Another example of the government’s insistence on the new normal is a socially distant concert held in Newcastle, England. Martje Kremers likens the government-acclaimed concert setting to the cages in the zoo, noting that this is not a humane way to organize events. Digital and socially distant events offer an efficient solution for artists trying to survive in the short term. Artists generally accept these events for financial reasons; for some artists with a soft musical style, organizing seated shows may not create a negative change. So much so that some DJ sets held in Leeds and Manchester are even open to families and they pave the way for a new format. However, all these are temporary events that save the day, artists cannot make a real income in the long run with such performances.
Panelists Robert Deutsch and Gijs Cals in the Netherlands also see socially distant festivals as impossible. Considering how quickly we got to the point of feeling awkward and alarmed when we see people hugging on TV; the possibility that people will not get rid of their fear for a long time and not return to the old times creates a pessimistic possibility for 2021 festivals.

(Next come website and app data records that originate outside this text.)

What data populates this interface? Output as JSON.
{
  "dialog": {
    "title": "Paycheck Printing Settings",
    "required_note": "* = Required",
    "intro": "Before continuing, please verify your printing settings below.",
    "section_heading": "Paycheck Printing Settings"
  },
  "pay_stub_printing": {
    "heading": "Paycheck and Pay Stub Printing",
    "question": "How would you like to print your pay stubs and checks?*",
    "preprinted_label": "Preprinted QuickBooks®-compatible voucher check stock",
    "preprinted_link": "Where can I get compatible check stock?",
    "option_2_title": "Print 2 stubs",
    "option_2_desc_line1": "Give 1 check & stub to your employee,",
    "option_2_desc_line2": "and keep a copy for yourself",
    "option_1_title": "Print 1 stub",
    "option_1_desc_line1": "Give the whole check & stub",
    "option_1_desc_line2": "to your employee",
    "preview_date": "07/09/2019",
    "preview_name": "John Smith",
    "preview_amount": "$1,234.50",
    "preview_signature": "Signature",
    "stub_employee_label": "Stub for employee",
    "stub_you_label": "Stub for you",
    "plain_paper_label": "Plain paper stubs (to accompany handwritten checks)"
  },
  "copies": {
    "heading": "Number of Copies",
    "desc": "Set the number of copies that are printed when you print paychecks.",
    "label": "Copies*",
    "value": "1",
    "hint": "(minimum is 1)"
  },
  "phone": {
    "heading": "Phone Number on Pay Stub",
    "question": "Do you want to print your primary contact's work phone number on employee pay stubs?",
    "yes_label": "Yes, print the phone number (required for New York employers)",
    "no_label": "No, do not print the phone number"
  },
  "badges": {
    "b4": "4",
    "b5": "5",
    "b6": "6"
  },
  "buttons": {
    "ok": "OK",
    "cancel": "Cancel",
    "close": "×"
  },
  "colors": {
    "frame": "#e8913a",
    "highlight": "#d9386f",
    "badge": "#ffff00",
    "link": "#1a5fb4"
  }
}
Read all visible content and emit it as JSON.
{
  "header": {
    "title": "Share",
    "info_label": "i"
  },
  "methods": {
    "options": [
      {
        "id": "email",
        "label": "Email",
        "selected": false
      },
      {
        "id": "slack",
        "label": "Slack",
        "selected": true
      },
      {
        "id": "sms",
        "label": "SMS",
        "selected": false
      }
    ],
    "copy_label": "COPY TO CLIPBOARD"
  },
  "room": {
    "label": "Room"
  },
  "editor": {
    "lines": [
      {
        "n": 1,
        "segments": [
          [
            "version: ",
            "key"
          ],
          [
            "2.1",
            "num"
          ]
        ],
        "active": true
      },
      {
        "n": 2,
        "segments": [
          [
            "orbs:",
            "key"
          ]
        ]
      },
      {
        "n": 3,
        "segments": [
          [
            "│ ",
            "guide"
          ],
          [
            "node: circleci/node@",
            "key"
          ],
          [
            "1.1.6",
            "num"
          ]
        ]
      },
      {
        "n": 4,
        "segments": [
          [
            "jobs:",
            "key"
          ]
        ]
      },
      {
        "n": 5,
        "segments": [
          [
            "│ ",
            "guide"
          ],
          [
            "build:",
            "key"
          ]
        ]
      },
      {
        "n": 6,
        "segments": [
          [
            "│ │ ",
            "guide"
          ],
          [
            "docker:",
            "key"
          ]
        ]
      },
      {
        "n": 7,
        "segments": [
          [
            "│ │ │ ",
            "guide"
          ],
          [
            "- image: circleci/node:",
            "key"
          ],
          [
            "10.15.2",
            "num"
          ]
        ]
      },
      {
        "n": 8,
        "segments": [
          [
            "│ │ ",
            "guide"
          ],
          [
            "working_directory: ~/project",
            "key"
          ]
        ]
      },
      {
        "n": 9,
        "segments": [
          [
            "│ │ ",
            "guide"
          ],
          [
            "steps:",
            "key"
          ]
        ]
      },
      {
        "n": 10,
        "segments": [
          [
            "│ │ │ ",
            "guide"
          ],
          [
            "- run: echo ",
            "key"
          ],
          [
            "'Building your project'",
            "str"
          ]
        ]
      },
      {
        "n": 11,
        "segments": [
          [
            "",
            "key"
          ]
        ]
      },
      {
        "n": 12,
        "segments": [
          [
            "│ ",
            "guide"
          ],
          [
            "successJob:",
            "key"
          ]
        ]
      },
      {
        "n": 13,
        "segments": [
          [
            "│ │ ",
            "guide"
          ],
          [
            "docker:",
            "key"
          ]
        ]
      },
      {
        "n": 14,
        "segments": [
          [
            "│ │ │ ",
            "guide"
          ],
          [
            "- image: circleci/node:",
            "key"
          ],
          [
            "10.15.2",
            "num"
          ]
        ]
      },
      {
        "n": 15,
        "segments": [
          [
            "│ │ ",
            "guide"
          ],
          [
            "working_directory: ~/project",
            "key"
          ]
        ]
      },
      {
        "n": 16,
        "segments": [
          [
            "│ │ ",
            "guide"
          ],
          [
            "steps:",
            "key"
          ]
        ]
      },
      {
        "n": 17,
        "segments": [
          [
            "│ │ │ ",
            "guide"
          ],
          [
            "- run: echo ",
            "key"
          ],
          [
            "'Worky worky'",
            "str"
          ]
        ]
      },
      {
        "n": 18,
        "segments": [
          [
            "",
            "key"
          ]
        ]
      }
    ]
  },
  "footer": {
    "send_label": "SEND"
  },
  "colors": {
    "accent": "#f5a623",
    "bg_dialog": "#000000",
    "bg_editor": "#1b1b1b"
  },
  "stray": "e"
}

When the subtleties of organizing festivals are heard, it is revealed that the sector touches deep points in the country’s economy that cannot be accommodated in digital or met with distant shows. Moreover, the failure of governments to be closely familiar with the economic and cultural benefits of creative industries can create a desperate uncertainty for these industries. The live music industry, which is the sector where all events were stopped first and foremost during and after the pandemic is of the opinion that all the limits and alternatives imposed on it cannot replace the old normal; Europe’s main agents and organizers cannot make peace with the digital notion. When will the festival habits come back after Covid-19? How much will changing user experiences affect festivals? The inquiries here bring about some conscious resistances against the new normal. The live music industry emphasizes the importance of trust and collective action links across the entire value chain. The live music industry, relying on the unique nature of the festival, their communities and on each other, is taking the path of protesting by staying idle until everything returns to “normal” and chooses to sit cross-legged and do nothing until governments see them as they are.